DIRECTIONS :: Within the listing below, please show every line carrying the string "Storage".

MATERIAL SUPPLIED ::
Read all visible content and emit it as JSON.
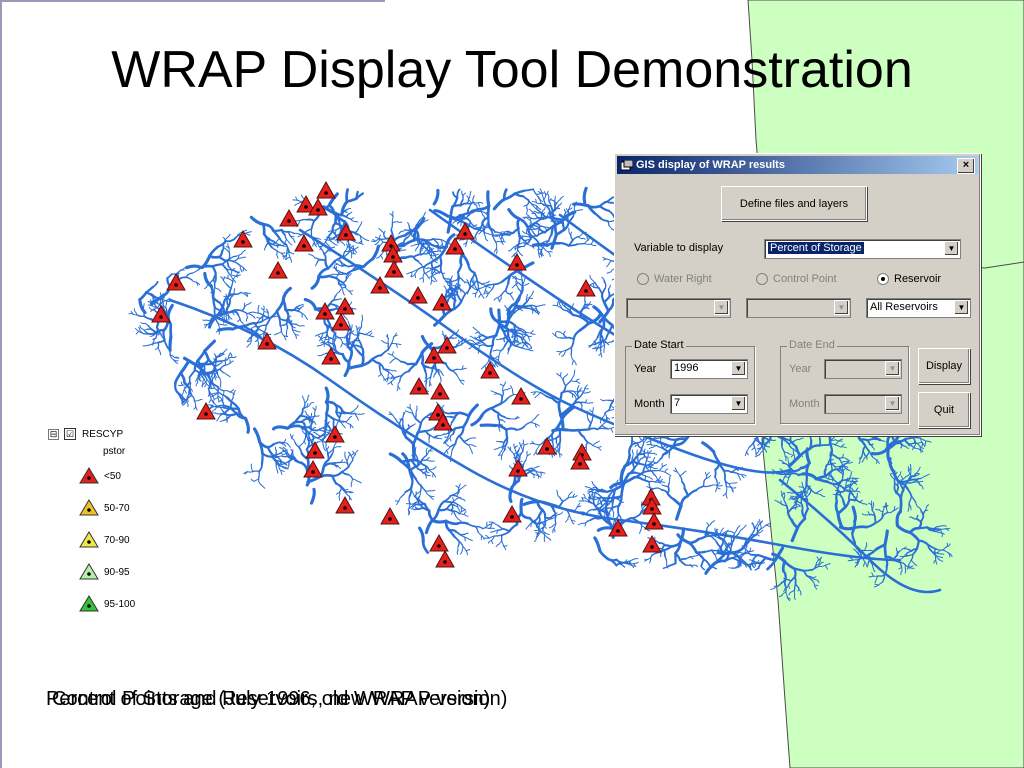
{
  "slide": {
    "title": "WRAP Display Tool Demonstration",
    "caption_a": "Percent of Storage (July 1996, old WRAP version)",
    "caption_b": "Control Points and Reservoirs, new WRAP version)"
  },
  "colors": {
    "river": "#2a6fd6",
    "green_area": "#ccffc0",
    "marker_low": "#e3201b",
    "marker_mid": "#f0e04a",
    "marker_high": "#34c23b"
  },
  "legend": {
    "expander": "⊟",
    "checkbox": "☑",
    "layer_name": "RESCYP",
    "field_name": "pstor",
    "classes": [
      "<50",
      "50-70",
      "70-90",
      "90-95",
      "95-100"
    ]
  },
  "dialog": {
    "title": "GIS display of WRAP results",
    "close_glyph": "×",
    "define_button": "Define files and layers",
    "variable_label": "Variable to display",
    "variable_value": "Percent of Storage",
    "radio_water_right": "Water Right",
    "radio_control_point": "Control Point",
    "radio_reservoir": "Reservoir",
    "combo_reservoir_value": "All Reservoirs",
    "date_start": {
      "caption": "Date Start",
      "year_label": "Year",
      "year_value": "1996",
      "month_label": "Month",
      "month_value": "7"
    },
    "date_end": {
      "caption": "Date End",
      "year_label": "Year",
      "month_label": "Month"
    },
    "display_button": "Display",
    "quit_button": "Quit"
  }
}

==

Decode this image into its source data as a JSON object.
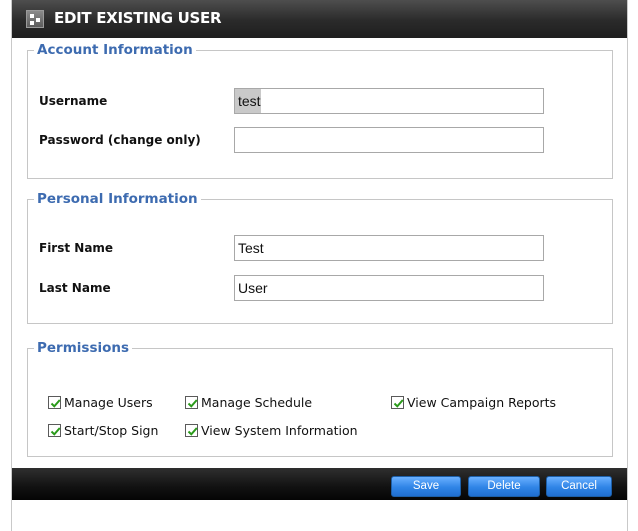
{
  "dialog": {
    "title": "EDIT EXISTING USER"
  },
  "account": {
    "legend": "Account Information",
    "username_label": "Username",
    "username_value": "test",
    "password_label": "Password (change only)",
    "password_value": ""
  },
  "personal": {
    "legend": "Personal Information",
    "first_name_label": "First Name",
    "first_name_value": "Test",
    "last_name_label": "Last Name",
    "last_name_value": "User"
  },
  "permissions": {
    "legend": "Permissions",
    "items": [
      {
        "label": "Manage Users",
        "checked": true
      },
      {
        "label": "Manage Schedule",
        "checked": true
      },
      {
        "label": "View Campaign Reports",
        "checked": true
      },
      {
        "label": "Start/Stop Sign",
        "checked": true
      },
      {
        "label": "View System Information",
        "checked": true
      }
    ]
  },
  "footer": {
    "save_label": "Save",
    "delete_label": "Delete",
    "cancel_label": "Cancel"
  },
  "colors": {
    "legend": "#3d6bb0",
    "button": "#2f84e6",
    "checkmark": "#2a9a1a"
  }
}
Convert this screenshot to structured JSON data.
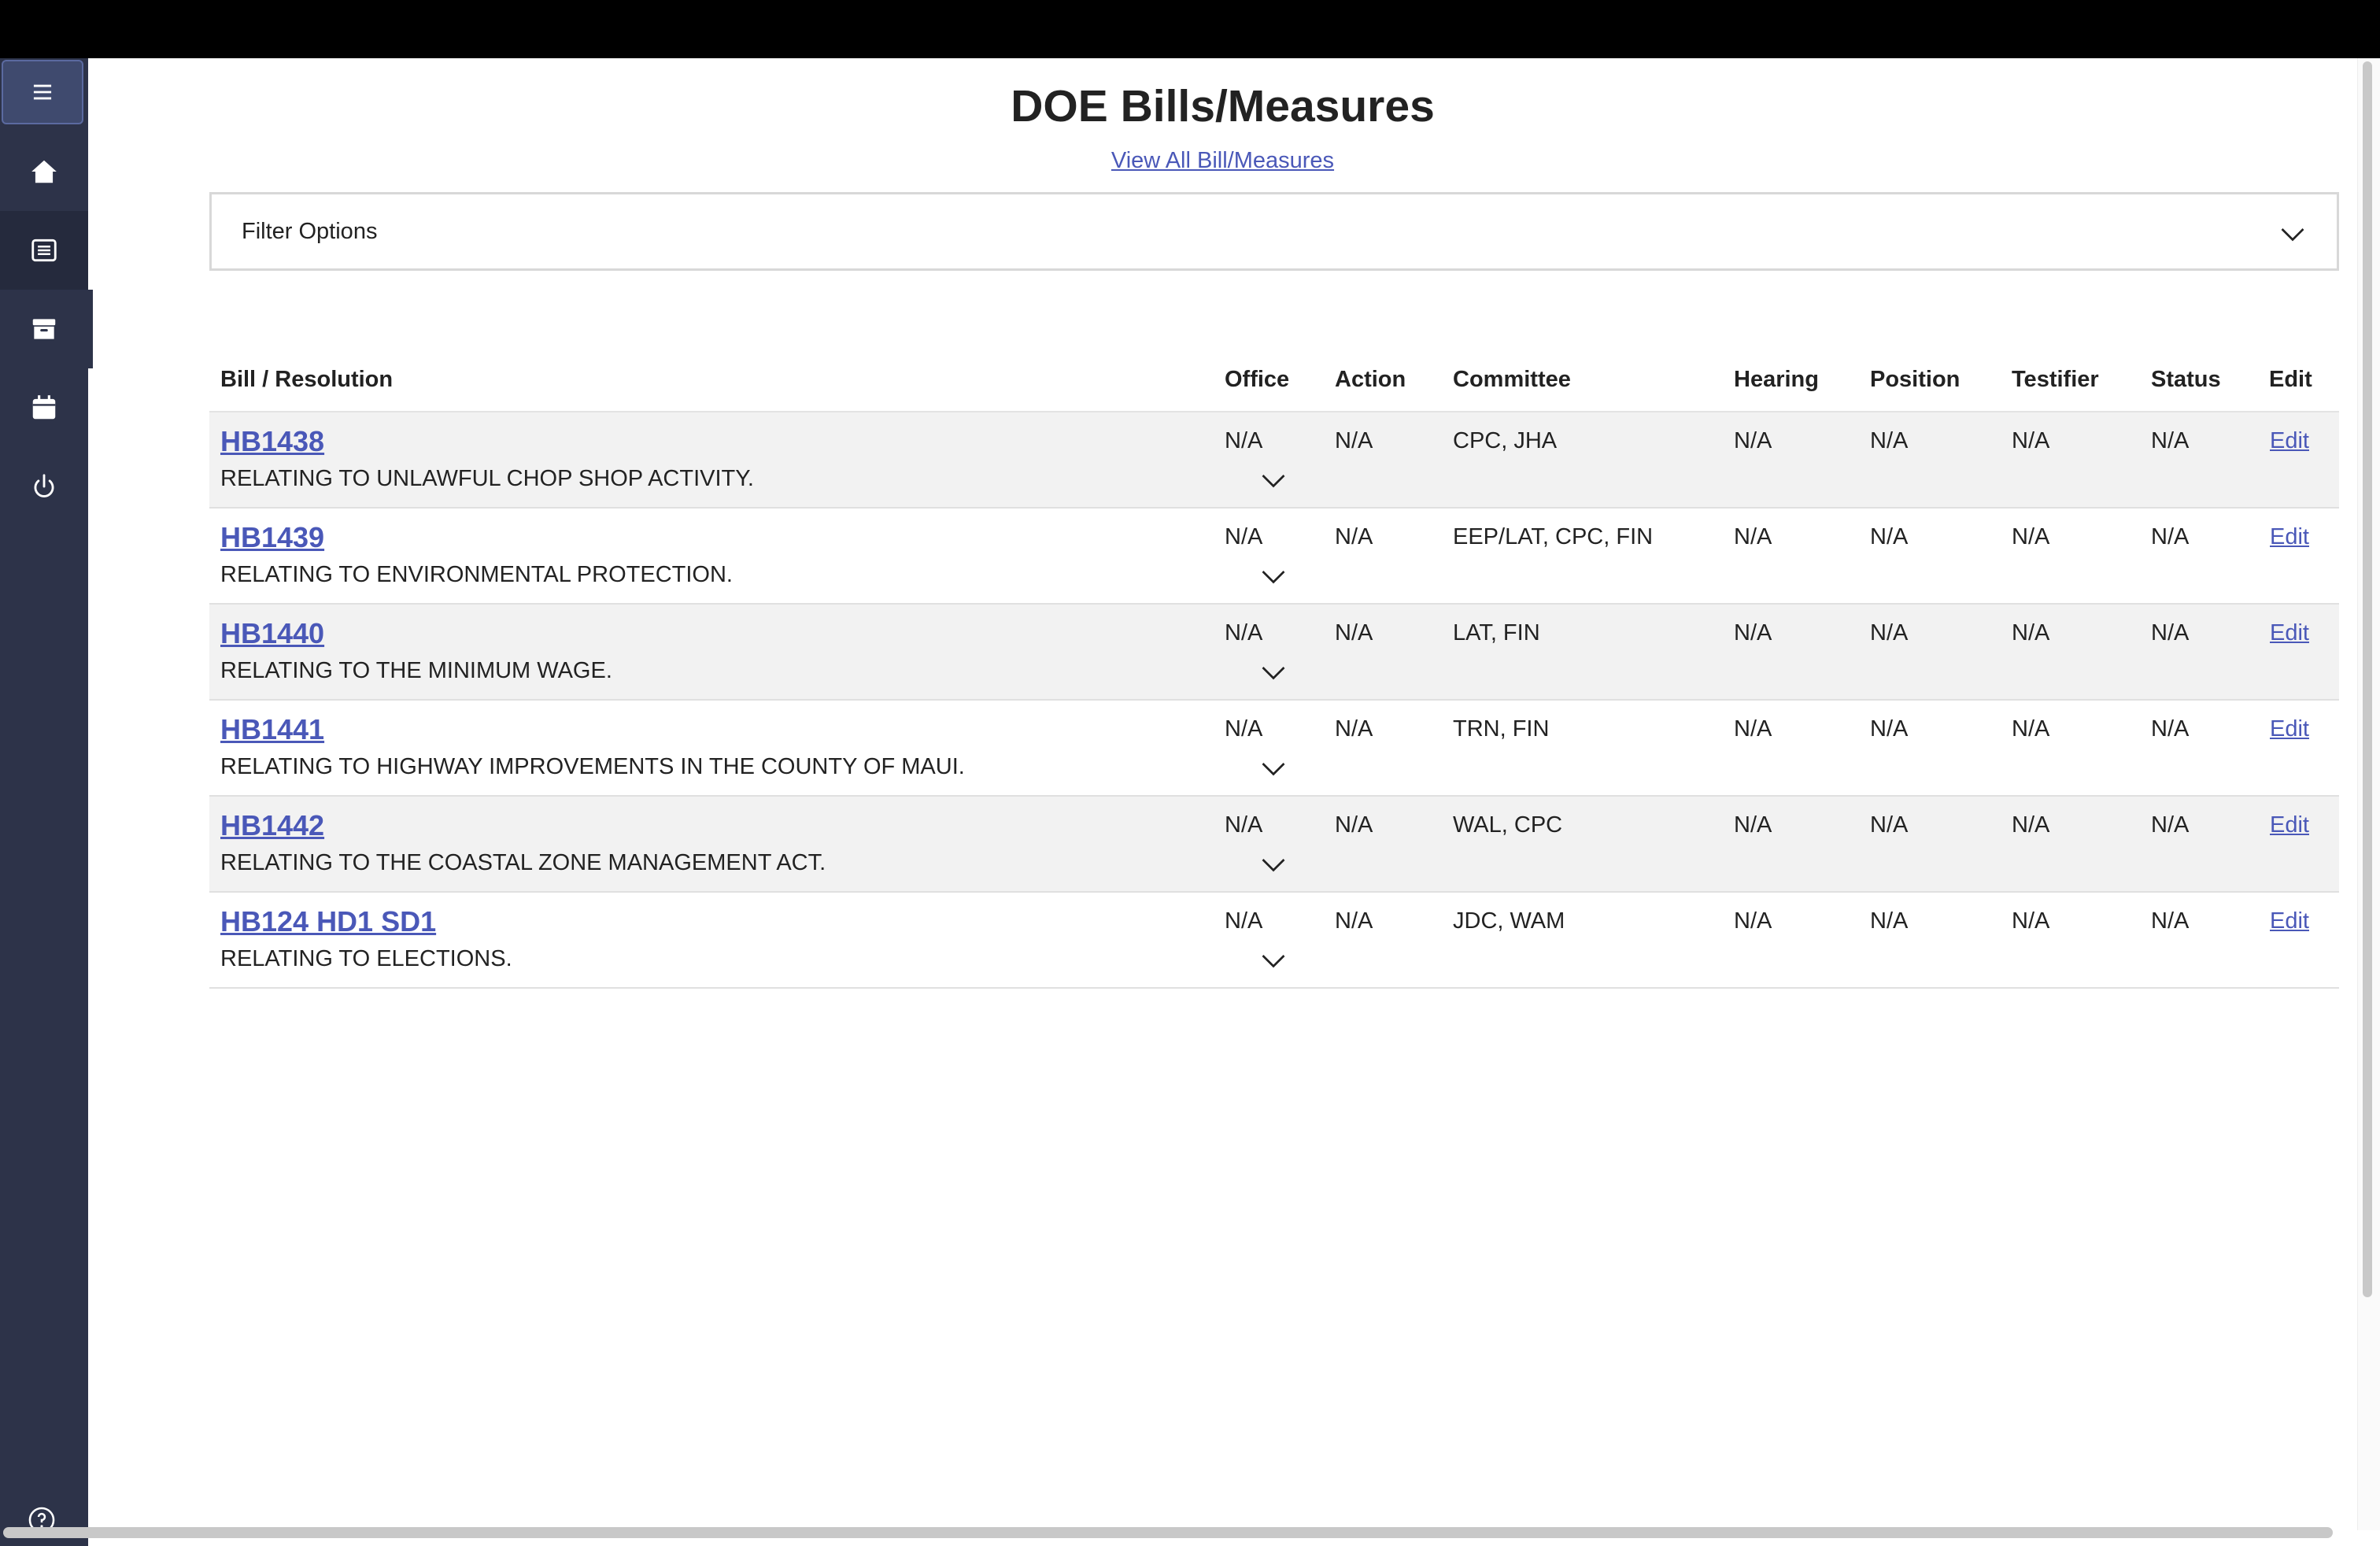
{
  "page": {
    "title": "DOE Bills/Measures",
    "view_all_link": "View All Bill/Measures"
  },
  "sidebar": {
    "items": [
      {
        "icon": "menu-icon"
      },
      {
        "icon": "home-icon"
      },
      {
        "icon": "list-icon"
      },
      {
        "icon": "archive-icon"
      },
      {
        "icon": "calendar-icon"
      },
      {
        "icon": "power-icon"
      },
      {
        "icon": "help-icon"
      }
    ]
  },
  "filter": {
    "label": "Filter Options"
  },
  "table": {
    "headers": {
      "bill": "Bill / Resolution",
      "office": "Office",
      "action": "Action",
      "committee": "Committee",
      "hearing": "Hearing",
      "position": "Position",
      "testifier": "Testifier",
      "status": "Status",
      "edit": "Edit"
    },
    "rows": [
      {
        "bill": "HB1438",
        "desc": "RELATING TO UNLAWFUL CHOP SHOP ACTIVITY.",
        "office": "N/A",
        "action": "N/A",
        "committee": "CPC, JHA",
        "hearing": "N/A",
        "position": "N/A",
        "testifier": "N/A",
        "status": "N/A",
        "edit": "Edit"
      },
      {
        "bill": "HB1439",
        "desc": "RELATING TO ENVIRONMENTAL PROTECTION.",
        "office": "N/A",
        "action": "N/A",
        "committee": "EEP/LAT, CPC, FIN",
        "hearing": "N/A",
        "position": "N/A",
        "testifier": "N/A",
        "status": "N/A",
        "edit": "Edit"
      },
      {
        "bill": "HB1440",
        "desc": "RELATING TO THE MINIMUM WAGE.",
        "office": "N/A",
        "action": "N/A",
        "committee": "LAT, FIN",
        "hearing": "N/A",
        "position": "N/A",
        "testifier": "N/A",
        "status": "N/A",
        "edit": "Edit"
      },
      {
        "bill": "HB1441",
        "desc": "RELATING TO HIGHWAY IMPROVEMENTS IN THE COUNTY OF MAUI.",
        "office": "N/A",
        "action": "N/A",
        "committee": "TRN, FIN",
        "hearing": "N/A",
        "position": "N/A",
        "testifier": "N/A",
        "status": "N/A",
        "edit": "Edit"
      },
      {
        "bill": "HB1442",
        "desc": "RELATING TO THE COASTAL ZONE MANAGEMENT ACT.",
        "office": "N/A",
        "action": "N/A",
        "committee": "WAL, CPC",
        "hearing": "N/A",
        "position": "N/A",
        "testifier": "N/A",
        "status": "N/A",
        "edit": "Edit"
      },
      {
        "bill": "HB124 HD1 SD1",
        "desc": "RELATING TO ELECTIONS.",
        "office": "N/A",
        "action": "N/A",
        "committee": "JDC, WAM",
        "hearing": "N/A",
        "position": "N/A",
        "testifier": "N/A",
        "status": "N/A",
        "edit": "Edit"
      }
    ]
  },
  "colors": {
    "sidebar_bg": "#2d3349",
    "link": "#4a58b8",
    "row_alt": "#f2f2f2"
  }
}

YOUR RESPONSE ::
    "caption_a": "Percent of Storage (July 1996, old WRAP version)",
    "variable_value": "Percent of Storage",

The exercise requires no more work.